Exercise aim
Return the lines below in which the string "driving" occurs.

Dataset
........
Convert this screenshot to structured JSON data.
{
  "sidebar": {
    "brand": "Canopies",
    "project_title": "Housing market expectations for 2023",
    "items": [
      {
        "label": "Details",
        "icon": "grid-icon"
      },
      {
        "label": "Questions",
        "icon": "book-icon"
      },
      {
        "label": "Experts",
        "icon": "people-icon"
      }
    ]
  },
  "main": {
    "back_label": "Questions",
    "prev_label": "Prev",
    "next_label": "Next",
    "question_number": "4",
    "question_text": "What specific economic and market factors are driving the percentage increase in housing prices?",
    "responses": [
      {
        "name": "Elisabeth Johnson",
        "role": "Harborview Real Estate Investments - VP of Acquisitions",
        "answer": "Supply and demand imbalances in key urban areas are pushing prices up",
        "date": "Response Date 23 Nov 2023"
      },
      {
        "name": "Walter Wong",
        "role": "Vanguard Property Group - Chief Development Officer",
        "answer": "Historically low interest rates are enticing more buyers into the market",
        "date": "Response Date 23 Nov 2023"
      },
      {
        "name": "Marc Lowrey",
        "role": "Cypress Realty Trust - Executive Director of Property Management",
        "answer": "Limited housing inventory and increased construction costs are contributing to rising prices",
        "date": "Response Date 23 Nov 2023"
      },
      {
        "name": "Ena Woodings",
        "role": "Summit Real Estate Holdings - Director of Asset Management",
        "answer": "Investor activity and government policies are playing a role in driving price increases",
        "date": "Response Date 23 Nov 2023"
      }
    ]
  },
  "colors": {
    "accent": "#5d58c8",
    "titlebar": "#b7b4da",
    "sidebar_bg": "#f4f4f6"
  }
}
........
Answer area
    "question_text": "What specific economic and market factors are driving the percentage increase in housing prices?",
        "answer": "Investor activity and government policies are playing a role in driving price increases",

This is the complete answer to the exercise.